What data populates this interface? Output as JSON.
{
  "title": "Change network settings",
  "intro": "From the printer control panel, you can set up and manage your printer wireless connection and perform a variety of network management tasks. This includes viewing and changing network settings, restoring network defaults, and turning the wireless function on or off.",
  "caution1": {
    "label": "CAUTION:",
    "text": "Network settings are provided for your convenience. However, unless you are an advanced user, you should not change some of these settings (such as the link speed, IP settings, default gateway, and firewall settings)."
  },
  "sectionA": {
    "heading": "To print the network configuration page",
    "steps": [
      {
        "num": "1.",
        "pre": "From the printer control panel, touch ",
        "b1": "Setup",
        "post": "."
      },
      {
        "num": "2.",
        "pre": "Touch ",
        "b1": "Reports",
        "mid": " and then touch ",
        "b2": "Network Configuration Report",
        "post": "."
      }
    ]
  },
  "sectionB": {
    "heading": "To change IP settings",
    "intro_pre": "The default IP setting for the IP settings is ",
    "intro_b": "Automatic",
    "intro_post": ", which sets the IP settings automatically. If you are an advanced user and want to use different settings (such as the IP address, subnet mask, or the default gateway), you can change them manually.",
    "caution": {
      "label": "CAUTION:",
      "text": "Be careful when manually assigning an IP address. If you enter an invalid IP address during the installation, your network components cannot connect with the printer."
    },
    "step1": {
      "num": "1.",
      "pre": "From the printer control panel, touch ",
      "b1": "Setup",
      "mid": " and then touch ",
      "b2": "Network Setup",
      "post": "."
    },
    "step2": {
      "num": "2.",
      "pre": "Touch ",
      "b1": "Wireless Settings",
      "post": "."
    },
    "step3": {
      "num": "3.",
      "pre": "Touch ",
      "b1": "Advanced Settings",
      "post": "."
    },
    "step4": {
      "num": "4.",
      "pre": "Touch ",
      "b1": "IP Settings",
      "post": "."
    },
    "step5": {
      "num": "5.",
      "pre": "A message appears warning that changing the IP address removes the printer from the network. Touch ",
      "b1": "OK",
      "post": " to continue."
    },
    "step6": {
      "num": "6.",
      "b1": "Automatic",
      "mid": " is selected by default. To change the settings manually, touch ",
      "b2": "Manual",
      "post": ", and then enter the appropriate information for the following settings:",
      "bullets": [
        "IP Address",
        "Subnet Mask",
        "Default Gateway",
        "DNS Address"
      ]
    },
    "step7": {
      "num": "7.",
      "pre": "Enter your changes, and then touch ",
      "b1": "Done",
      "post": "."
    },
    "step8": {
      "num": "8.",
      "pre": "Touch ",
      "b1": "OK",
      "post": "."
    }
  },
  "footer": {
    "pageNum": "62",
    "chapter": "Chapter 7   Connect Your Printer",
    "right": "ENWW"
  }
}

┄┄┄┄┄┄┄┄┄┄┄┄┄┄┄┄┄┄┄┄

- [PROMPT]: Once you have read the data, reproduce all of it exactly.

- [EXERCISE SOLUTION]:
What data populates this interface? Output as JSON.
{
  "title": "Change network settings",
  "intro": "From the printer control panel, you can set up and manage your printer wireless connection and perform a variety of network management tasks. This includes viewing and changing network settings, restoring network defaults, and turning the wireless function on or off.",
  "caution1": {
    "label": "CAUTION:",
    "text": "Network settings are provided for your convenience. However, unless you are an advanced user, you should not change some of these settings (such as the link speed, IP settings, default gateway, and firewall settings)."
  },
  "sectionA": {
    "heading": "To print the network configuration page",
    "steps": [
      {
        "num": "1.",
        "pre": "From the printer control panel, touch ",
        "b1": "Setup",
        "post": "."
      },
      {
        "num": "2.",
        "pre": "Touch ",
        "b1": "Reports",
        "mid": " and then touch ",
        "b2": "Network Configuration Report",
        "post": "."
      }
    ]
  },
  "sectionB": {
    "heading": "To change IP settings",
    "intro_pre": "The default IP setting for the IP settings is ",
    "intro_b": "Automatic",
    "intro_post": ", which sets the IP settings automatically. If you are an advanced user and want to use different settings (such as the IP address, subnet mask, or the default gateway), you can change them manually.",
    "caution": {
      "label": "CAUTION:",
      "text": "Be careful when manually assigning an IP address. If you enter an invalid IP address during the installation, your network components cannot connect with the printer."
    },
    "step1": {
      "num": "1.",
      "pre": "From the printer control panel, touch ",
      "b1": "Setup",
      "mid": " and then touch ",
      "b2": "Network Setup",
      "post": "."
    },
    "step2": {
      "num": "2.",
      "pre": "Touch ",
      "b1": "Wireless Settings",
      "post": "."
    },
    "step3": {
      "num": "3.",
      "pre": "Touch ",
      "b1": "Advanced Settings",
      "post": "."
    },
    "step4": {
      "num": "4.",
      "pre": "Touch ",
      "b1": "IP Settings",
      "post": "."
    },
    "step5": {
      "num": "5.",
      "pre": "A message appears warning that changing the IP address removes the printer from the network. Touch ",
      "b1": "OK",
      "post": " to continue."
    },
    "step6": {
      "num": "6.",
      "b1": "Automatic",
      "mid": " is selected by default. To change the settings manually, touch ",
      "b2": "Manual",
      "post": ", and then enter the appropriate information for the following settings:",
      "bullets": [
        "IP Address",
        "Subnet Mask",
        "Default Gateway",
        "DNS Address"
      ]
    },
    "step7": {
      "num": "7.",
      "pre": "Enter your changes, and then touch ",
      "b1": "Done",
      "post": "."
    },
    "step8": {
      "num": "8.",
      "pre": "Touch ",
      "b1": "OK",
      "post": "."
    }
  },
  "footer": {
    "pageNum": "62",
    "chapter": "Chapter 7   Connect Your Printer",
    "right": "ENWW"
  }
}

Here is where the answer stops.